#### INSTRUCTIONS TO FOLLOW:
Check each line of the records below for the word "kind" and copy those where it appears.

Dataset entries
┄┄┄┄┄┄┄┄┄┄┄┄┄┄┄┄┄┄┄┄

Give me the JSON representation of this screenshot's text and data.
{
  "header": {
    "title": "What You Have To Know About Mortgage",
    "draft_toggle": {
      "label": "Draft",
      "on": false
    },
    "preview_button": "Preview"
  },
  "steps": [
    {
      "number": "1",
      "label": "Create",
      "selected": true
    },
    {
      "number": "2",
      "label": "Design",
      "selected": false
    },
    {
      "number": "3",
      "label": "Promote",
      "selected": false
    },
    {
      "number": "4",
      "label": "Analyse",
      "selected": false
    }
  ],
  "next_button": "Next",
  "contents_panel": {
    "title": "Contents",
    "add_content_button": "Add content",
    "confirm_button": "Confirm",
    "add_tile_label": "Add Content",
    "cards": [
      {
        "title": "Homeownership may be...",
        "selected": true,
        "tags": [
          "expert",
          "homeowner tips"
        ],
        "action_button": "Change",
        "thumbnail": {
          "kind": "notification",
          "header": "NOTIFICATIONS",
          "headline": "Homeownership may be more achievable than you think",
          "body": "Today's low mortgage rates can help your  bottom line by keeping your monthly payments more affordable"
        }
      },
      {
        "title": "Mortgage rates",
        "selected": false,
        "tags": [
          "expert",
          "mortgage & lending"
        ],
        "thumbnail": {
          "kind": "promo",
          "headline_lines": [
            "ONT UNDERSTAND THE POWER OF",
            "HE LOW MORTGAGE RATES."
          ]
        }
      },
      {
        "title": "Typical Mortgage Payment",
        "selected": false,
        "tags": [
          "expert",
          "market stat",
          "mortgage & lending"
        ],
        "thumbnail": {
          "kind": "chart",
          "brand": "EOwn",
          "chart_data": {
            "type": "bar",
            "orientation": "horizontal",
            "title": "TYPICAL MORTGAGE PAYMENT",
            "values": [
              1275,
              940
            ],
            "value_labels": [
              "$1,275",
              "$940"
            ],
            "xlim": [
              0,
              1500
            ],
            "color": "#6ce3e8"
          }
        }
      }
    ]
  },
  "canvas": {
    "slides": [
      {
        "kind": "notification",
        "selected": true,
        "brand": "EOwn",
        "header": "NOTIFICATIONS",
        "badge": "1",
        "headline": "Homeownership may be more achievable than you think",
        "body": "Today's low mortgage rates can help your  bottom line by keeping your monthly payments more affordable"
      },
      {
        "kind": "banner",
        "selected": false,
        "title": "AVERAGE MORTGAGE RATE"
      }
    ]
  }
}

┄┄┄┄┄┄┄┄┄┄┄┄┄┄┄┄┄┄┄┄

#### RESPONSE TO THE TASK:
          "kind": "notification",
          "kind": "promo",
          "kind": "chart",
        "kind": "notification",
        "kind": "banner",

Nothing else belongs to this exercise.